    8 years ago on Introduction

    For one thing, buy an external hard drive, second get an iso maker and turn all of your expensive cd's into iso files and put them on the external hard drive. this will back your discs up so if they ever get ruined, you can just make a new one so if it's a game, make sure you keep your cd key, now for scratches, all you need is super glue, i'm in the process of making a cd resurfacer that uses extremely runny super glue to put a new surface on. i'm going to make an instructable on it, but sadly i made it then thought of instructables. and to be honest if you use this, it's a one time thing, this process can make the disc more fragile and it would break while in use. that is why you actually need to add to the surface, not take away the surface with toothpaste, and the white kind is surposed to have soda powder in it.


    8 years ago on Introduction

    toothpaste is OK but it must be a very fine type I tried a number of things using old disk and the best result so far is a kind of toothpaste its used for stain removing there are 2 types on the market THAT DO WORK one is Pearldrops and the other is Denivit the best one is Denivit I use a disk cleaner machine but instead of the rubbish they give to clean with I use Denivit anti stain its on sale here in the UK pearldrops too ,,.Icleaned about 6 disk so far all work make sure you wash of the paste before putting in your player / games console dry with a micro cloth or something fine. good luck


    9 years ago on Introduction

    Thank You! Thank you! Thank you Linux_Galore!!!    You are a freaking genius!
    I had to reformat and re-install Windows XP Pro. Set-up could not read the files from my disc. I was bummed!  I did the toothpast thing and brasso thing with no success. I read your post about the WD 40.  It did stop on me several times but I just kept hitting enter and one time I had to use the WD40 a second time. But it worked like a charm. I am now finishing my OS installation with XP Pro.  You are my hero!!!


    12 years ago on Introduction

    rubbing in a circular motion will NOT 'ruin the coding', the actual data is stored on the CD in the layer just below the label.

    1 reply

    Reply 10 years ago on Introduction

    true that.

    the reason why you dont rub in a circular motion, rather, is because it's much easier for a disc reader to read through a single notch of unreadable data, than a continuous, circular stream of unreadable data.

    toothpaste doesnt work too well. only looks clean when its still wet, but once it's dry, its back to step one, even if there are less scratches.

    the real trick is brasso, and metal polishes.
    hint hint


    12 years ago

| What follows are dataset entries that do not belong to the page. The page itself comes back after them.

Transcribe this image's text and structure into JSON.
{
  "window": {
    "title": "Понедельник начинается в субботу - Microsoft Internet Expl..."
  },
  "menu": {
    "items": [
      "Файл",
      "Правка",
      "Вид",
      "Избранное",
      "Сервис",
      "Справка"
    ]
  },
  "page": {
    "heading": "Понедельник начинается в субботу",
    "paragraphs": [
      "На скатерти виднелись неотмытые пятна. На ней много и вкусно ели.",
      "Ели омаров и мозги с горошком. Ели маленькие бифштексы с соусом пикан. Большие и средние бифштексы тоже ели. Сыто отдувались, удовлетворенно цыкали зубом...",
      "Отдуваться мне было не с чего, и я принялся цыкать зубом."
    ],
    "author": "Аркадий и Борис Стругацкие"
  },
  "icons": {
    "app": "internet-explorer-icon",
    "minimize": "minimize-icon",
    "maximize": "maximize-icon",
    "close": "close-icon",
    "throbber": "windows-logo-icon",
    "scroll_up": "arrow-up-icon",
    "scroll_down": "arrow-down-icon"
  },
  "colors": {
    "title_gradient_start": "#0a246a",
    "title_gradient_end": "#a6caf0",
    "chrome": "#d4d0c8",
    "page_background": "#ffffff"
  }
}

    really you are just scratching everything to the same level rather tha actualy resurfacing the cd. it does mork wih minor scratches on many different things.

    3 replies

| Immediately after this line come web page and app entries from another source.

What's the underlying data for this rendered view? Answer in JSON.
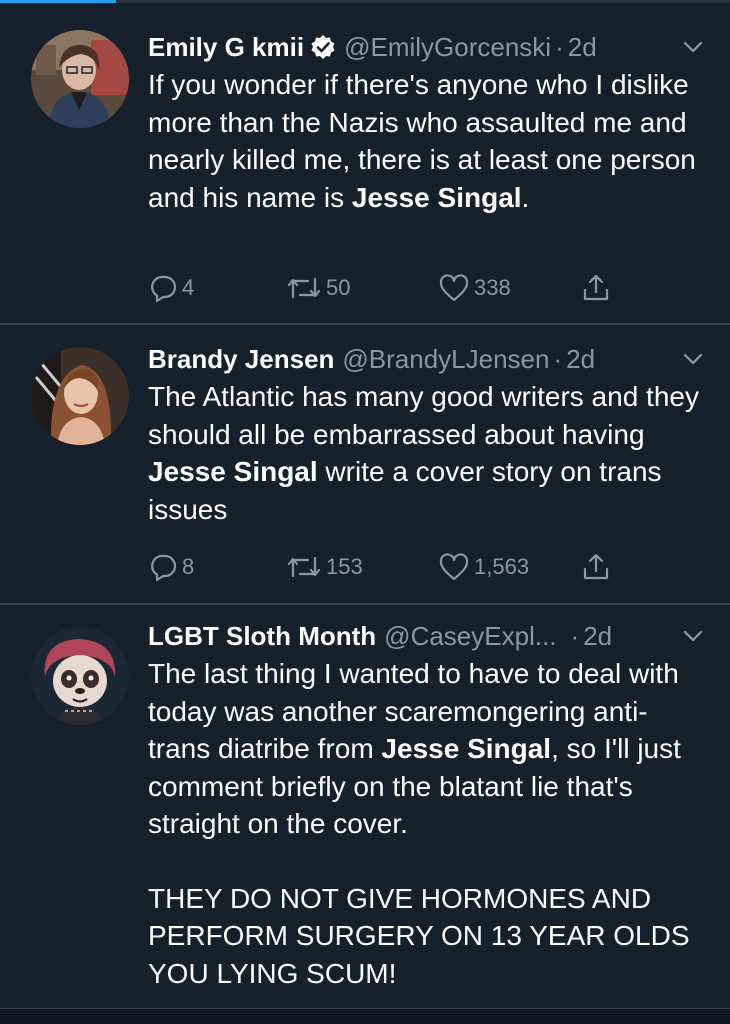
{
  "colors": {
    "background": "#15202b",
    "divider": "#38444d",
    "muted": "#8899a6",
    "accent": "#1da1f2",
    "text": "#ffffff"
  },
  "tweets": [
    {
      "name": "Emily G kmii",
      "verified": true,
      "handle": "@EmilyGorcenski",
      "separator": "·",
      "time": "2d",
      "text_parts": [
        "If you wonder if there's anyone who I dislike more than the Nazis who assaulted me and nearly killed me, there is at least one person and his name is ",
        "Jesse Singal",
        "."
      ],
      "replies": "4",
      "retweets": "50",
      "likes": "338"
    },
    {
      "name": "Brandy Jensen",
      "verified": false,
      "handle": "@BrandyLJensen",
      "separator": "·",
      "time": "2d",
      "text_parts": [
        "The Atlantic has many good writers and they should all be embarrassed about having ",
        "Jesse Singal",
        " write a cover story on trans issues"
      ],
      "replies": "8",
      "retweets": "153",
      "likes": "1,563"
    },
    {
      "name": "LGBT Sloth Month",
      "verified": false,
      "handle": "@CaseyExpl...",
      "separator": "·",
      "time": "2d",
      "text_parts": [
        "The last thing I wanted to have to deal with today was another scaremongering anti-trans diatribe from ",
        "Jesse Singal",
        ", so I'll just comment briefly on the blatant lie that's straight on the cover."
      ],
      "text_extra": "THEY DO NOT GIVE HORMONES AND PERFORM SURGERY ON 13 YEAR OLDS YOU LYING SCUM!"
    }
  ],
  "icons": {
    "reply": "reply-icon",
    "retweet": "retweet-icon",
    "like": "heart-icon",
    "share": "share-icon",
    "menu": "chevron-down-icon",
    "verified": "verified-badge-icon"
  }
}
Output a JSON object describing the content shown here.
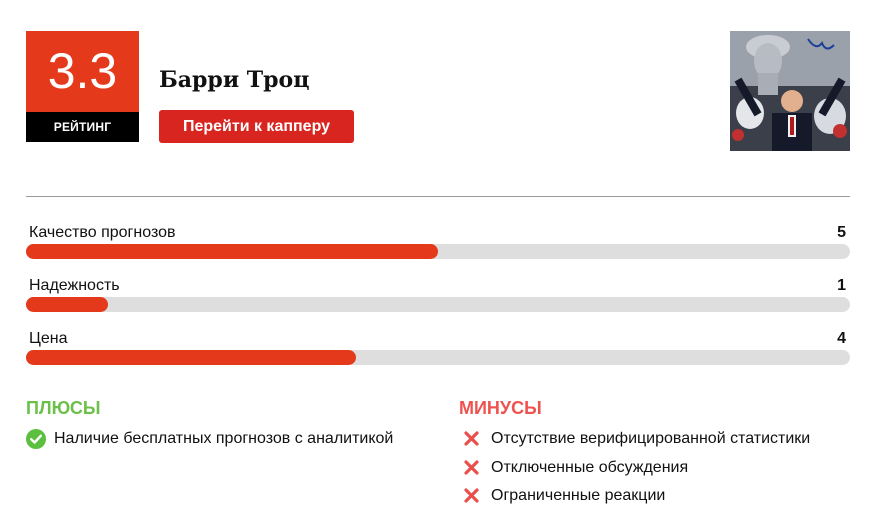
{
  "rating": {
    "value": "3.3",
    "label": "РЕЙТИНГ"
  },
  "tipster": {
    "name": "Барри Троц",
    "button_label": "Перейти к капперу"
  },
  "metrics": [
    {
      "label": "Качество прогнозов",
      "value": "5",
      "fill": 0.5
    },
    {
      "label": "Надежность",
      "value": "1",
      "fill": 0.1
    },
    {
      "label": "Цена",
      "value": "4",
      "fill": 0.4
    }
  ],
  "pros": {
    "title": "ПЛЮСЫ",
    "items": [
      "Наличие бесплатных прогнозов с аналитикой"
    ]
  },
  "cons": {
    "title": "МИНУСЫ",
    "items": [
      "Отсутствие верифицированной статистики",
      "Отключенные обсуждения",
      "Ограниченные реакции"
    ]
  },
  "colors": {
    "accent": "#e5391c",
    "button": "#d8251f",
    "pros": "#6cc04a",
    "cons": "#ef5350",
    "track": "#dedede"
  }
}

    Reply 12 years ago

    If all you have is mediocre scratching, get a cd-buffer and use it. Also try cleaning your CD-drive for increased sensitivity. This is a method well-discussed for last-minute data-recovery.

    If you respect CD-R's as they are, precision optical media, and handle/store them as such, then you will never have such damage to your media surface.

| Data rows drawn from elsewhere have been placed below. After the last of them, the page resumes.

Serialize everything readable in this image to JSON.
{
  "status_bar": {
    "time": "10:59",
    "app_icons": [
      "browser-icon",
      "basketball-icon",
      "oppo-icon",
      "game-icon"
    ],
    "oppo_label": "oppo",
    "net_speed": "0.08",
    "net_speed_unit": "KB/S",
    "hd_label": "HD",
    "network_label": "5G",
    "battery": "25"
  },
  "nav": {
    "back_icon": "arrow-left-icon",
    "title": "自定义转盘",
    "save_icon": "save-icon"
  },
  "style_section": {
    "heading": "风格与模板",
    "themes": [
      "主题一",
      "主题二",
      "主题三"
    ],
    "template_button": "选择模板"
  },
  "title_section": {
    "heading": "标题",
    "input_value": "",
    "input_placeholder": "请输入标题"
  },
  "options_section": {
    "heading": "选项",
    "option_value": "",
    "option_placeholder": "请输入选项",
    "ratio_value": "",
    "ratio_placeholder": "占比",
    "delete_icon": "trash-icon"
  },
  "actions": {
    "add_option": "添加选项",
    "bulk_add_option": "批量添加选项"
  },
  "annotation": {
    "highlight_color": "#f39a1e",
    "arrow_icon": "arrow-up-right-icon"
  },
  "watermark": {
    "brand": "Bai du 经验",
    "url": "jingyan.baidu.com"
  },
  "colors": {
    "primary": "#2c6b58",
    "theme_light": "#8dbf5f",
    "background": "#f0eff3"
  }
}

    Pretend it's the '80's, and you are the only one to hold this technology. Do you ignore the sensitivity of it, or do you try to keep it as mint as possible? I *still* have CD's that not only work, but are some of the earliest varieties, since they first came out. They work just fine if you handle properly.


    Reply 11 years ago on Introduction

    Unfortunatly, proper handling might not be enough. I've had CD players scratch discs. The tray-less players in cars are particularly bad.


    Reply 11 years ago on Introduction

    Yeah, I admit you can't really get around that damage except not to use them. Most decent manufacturers will actually have felt "lands" to keep this from happening though. PC drives are the worst though, because not every disc is built well enough not to distort at speeds of 32x or so. Another reason why I never burn any disc at 52x, even though my burner is perfectly capable of it. I just find alot of people who abuse them in amazing new ways, and then complain about how poorly-made they were.